After a year of stewarding, I enjoyed the job but I found standing for long periods of time uncomfortable. When the opportunity came along to train to be a Guide, I took it. After almost two years I knew this was what I really wanted to do and once again I was fortunate in so much as a new training schedule was being introduced. The knowledge I had gathered both as a Bombe Operator and a Steward stood me in good stead, coupled with the new changes which were being introduced for guided tours. There have been significant changes during my six or so years volunteering at the Park and there is no doubt they have all been for the better.
What do I enjoy about volunteering here? High on my list is being part of a thriving and progressive organisation. Pride that this is one of the top visitor attractions in the country. Pride in the appearance and upkeep of the Park. Sharing the ambition of staff and volunteers in the future of Bletchley Park, meeting people, imparting information, answering questions. There is also that quiet satisfaction that comes when visitors express their enjoyment of a tour both verbally and through their applause. Possibly most important for me, although it is often taken for granted, are the many new friends I have made whilst volunteering at Bletchley Park and secondly the kudos I gain when people learn I am a volunteer guide at Bletchley Park.
Pam Wignall's Story
I started volunteering at Bletchley Park in January 2015 as a Steward. With a life-long interest in World War Two, I was very excited to be helping at a place which had such an important role during the war. The fact that the work and importance of Bletchley Park has become known only in recent years added to the excitement. I was so interested to find out as much as I could, I chattered away to my fellow Stewards, asking questions and learning all the time, not to mention using the Library we have access to. In fact, I used to refer to myself as Bletchley Park’s most enthusiastic volunteer!
I have spoken to huge numbers of visitors in the past three and a half years and never tire of answering their questions or being amazed at the wide range of people who visit, and enjoy, Bletchley Park. There is so much at Bletchley Park to get involved in. Having started my volunteering as a Steward, I have also volunteered in many other areas of the Park. I have helped in the Archives cleaning old record cards and scanning copies of some of the messages received during the war; doing this really brought history to life. I now also interview veterans and produce transcripts of the interviews for inclusion on their Roll of Honour entry and I help with the administration of the Roll of Honour.

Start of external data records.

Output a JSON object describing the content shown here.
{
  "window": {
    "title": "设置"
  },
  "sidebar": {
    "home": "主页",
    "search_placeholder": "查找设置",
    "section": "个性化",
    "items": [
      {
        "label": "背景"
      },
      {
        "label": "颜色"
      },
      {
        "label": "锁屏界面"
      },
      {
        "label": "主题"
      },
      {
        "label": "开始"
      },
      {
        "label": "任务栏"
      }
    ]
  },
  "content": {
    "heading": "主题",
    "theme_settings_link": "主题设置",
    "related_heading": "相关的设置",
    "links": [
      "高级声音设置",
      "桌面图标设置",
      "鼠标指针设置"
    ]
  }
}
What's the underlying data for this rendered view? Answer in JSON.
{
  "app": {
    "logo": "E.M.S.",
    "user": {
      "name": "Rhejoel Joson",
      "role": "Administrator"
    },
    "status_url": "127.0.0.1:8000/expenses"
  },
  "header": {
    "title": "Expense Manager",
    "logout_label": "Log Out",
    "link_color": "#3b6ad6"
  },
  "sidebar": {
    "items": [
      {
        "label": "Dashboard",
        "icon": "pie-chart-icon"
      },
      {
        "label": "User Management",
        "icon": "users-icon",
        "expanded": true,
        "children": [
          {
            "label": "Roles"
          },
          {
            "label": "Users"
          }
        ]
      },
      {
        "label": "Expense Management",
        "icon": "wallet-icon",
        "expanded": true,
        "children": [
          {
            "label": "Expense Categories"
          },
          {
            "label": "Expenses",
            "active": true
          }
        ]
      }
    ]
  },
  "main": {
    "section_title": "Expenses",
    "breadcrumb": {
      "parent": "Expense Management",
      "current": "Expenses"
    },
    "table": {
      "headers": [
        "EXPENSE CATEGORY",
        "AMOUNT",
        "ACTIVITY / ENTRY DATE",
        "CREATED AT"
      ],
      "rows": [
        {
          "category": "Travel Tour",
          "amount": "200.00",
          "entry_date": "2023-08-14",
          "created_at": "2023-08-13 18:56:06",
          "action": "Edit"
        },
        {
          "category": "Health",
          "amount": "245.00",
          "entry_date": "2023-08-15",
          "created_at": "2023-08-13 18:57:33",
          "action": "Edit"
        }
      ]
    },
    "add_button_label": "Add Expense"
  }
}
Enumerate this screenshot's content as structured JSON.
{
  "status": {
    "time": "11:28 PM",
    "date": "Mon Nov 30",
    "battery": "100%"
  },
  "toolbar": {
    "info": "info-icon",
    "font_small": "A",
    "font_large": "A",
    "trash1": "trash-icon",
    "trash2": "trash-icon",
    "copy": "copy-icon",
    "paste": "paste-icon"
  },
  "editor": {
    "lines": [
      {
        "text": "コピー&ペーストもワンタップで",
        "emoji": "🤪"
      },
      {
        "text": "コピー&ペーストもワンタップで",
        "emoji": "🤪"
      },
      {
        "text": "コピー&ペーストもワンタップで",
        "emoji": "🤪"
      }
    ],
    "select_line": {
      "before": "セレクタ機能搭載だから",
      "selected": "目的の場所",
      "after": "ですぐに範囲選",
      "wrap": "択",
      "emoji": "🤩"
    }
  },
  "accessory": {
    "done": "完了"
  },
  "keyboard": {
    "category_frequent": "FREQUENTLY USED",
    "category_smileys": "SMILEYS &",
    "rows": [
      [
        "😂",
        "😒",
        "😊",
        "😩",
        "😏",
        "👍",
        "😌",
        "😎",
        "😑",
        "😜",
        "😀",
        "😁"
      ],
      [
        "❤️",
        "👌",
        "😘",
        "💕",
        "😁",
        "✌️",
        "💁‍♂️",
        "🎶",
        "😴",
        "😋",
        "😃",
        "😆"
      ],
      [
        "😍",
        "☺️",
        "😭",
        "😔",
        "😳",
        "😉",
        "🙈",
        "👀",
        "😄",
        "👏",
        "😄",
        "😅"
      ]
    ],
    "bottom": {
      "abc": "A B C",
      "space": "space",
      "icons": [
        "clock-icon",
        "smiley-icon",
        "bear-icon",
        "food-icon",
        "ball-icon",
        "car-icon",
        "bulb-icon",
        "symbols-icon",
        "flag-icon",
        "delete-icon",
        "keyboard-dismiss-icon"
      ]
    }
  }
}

Volunteering anywhere is an amazing thing to do. I have made some lovely friends at Bletchley Park. Here, in particular, you get to know people who have the same deep interest as you in what you are doing, which helps to create the enthusiasm visitors comment on when writing reviews of their visit.